“September (We Got Fire)” Lyrics Meaning

The opening lines of the song reference suntans and “white snitches,” perhaps hinting at lingering memories and betrayals brought to light. The mention of “Fat men in tropical climes” hints at hedonism and unchecked desires. The confession of infidelity sets a tone of deep hurt and betrayal. These elements collectively symbolize the collision of past happiness and current pain.

As the song progresses, the lyrics, “Watching the starlings as autumn draws in, As they make ghosts across London fields,” illustrate a transition, not just in seasons but also in emotions, from warmth to cold, happiness to sorrow, hinting at a powerful change within the protagonist’s relationship. The mention of moving “out there to be with you” expresses a longing and regret, hinting at a desire for unity that could not be realized.

The presence of “a choir of golden angels wearing matching rucksacks” could symbolize innocence and unity, contrasting the themes of betrayal, and blocking the “view to your train,” representing a barrier or an obstacle to moving forward or reaching closure. This divergence in themes paints a vivid image of the struggle between holding on and letting go, intensified by the apology for ‘rambling,’ illustrating a tumultuous state of mind.

The brutal, raw imagery of “seeing the way the skin splits ’round his bones,” and “the gurgling head in your lap,” magnify the pain and rage felt by the protagonist. It’s as if every word is a reflection of the internal battle, a vivid portrayal of the emotional turmoil felt due to the betrayal. The mentions of “mud and blood in the grass” further amplify this feeling of struggle and chaos, symbolizing the messiness and the hurt stemming from a broken relationship.

The recurring lines, “When we scraped our bones together, We got fire,” seem to be the crux of the song. It signifies the intensity and the passion in their relationship, depicting how their closeness led to both creation and destruction, a transformative fire born out of emotional clash. The repetition of “fire” serves to emphasize this transformation and the lingering impact of their connection, suggesting a lingering spark or a destructive aftermath.

Why Was “September (We Got Fire)” Written?

Delving into the background of this song, it’s plausible that the songwriter was traversing through a period of emotional turmoil, possibly stemming from a personal experience of betrayal or heartbreak.

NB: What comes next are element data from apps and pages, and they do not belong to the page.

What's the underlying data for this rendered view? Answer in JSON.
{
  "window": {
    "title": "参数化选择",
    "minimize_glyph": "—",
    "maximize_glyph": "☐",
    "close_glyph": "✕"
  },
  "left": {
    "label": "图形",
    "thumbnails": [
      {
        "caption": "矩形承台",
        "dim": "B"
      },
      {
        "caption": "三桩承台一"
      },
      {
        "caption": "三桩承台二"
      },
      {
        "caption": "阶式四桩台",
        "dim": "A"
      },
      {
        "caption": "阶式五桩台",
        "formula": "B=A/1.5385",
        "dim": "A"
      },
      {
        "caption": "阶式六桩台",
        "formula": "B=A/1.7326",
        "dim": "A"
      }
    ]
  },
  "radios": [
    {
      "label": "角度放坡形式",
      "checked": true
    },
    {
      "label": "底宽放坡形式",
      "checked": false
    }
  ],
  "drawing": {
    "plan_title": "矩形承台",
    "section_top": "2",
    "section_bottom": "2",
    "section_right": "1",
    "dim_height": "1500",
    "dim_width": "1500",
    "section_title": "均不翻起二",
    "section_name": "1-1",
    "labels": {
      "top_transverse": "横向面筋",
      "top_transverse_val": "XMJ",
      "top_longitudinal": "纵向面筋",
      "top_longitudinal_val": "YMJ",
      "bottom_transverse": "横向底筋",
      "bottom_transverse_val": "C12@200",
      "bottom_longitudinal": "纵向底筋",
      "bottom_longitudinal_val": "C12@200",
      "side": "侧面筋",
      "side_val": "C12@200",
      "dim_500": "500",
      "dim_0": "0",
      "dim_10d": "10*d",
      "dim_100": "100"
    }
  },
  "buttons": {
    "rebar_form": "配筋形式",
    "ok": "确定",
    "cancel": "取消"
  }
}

The vivid and somewhat gruesome imagery hints at the writer’s attempt to grapple with intense emotions, transforming personal pain into a universal depiction of heartbreak and emotional collision.

The oscillation between scenes of nature and brutal emotional imagery seems to reflect the writer’s struggle between acceptance and the visceral reaction to betrayal. It’s as if the songwriter is using the rawness of the words to not only paint a picture of his emotional state but also to reach out to listeners who might have felt the same sting of betrayal.

In essence, “September (We Got Fire)” appears to be a cathartic piece, born from a place of deep emotional struggle, aiming to depict the myriad of emotions one goes through when faced with betrayal and unfulfilled desires. The transformative ‘fire’ seems to signify not just the end, but also a rebirth, a cleansing of the old to make way for the new. It’s this duality, this clash of creation and destruction, that seems to be the central theme of the song, making it a powerful representation of human emotions and experiences.